Azpilicueta's reward was similar to that of his compatriot Fernando Torres on Sunday. Chelsea had defended a corner stoutly with Juan Mata calmly sending Samuel Eto'o upfield and the Cameroonian, in turn, slipping a pass to Michael Essien.

The midfielder's pass looped up from Aaron Ramsey's snapped challenge, the ball arcing towards the home penalty area and kicking up from the turf. The retreating Jack Wilshere spotted Jenkinson's intention to nod back towards Lukasz Fabianski and bellowed a warning, pleading with his team-mate to let him collect instead. As with Matija Nastasic on Sunday, this call went unheeded.

The rest was inevitable. Jenkinson's connection was weak and Azpilicueta darted through on the blindside to poke his shot beyond the advancing Pole and in off the far post. Only once before in a seven-year professional career had the right-back scored, for Marseille against Auxerre in his final match for the French club. His expression was still tinged with disbelief as he left the pitch at half-time.

Wenger called out the cavalry, with Mesut Özil on the pitch and Olivier Giroud preparing to replace a wheezing Nicklas Bendtner. The Dane's display provoked grumbling discontent, at best, from the locals. But just as Arsenal considered building up a head of steam, Eto'o hooked a throw-in back into the box, Willian nodded on and Mata took a touch before slamming his finish beyond Fabianski with his right foot. He may feel on the margins but this was a reminder that the Spaniard remains a player of sumptuous talent, vision and finesse.
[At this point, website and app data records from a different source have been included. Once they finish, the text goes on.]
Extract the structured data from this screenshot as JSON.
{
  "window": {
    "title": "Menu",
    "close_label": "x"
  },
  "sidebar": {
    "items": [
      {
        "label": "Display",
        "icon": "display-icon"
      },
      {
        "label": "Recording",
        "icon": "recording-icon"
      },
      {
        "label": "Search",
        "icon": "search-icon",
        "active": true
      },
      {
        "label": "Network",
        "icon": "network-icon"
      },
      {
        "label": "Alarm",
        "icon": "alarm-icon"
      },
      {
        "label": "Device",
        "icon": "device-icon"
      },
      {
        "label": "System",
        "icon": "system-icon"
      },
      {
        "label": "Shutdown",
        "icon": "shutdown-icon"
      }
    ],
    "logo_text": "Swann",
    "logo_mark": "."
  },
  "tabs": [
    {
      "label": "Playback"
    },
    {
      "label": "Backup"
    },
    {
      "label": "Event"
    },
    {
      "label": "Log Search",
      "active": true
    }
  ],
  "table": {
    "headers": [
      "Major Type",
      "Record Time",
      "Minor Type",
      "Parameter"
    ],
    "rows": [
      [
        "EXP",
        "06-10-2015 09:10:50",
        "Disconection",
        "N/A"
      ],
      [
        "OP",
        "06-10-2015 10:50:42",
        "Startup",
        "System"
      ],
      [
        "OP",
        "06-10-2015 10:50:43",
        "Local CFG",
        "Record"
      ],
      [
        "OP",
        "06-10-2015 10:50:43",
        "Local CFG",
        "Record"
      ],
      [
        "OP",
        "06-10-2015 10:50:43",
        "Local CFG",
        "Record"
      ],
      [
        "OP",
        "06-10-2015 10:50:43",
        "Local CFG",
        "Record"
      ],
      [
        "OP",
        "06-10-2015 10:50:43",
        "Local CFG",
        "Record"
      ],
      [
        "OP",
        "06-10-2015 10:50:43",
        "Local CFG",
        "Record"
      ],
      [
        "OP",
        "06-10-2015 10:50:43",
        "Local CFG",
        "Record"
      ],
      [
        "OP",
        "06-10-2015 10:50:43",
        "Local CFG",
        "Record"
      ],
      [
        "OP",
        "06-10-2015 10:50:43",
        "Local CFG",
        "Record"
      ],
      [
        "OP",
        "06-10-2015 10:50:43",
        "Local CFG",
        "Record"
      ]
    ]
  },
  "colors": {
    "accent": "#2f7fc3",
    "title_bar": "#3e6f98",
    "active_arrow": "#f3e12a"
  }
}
"The manager is the one who makes the decision but I will always try my best for this club," said Mata. "That's what I'll always try and do. We've played City and Arsenal this week, two of the best teams in Europe, and we've beaten them. That shows we're ready to fight for titles."

Whether Arsenal are remains to be seen but the next month will offer a proper indication of their progress. This seemed like a reality check. It is up to Wenger now to prove it was a blip rather than a portent of things to come.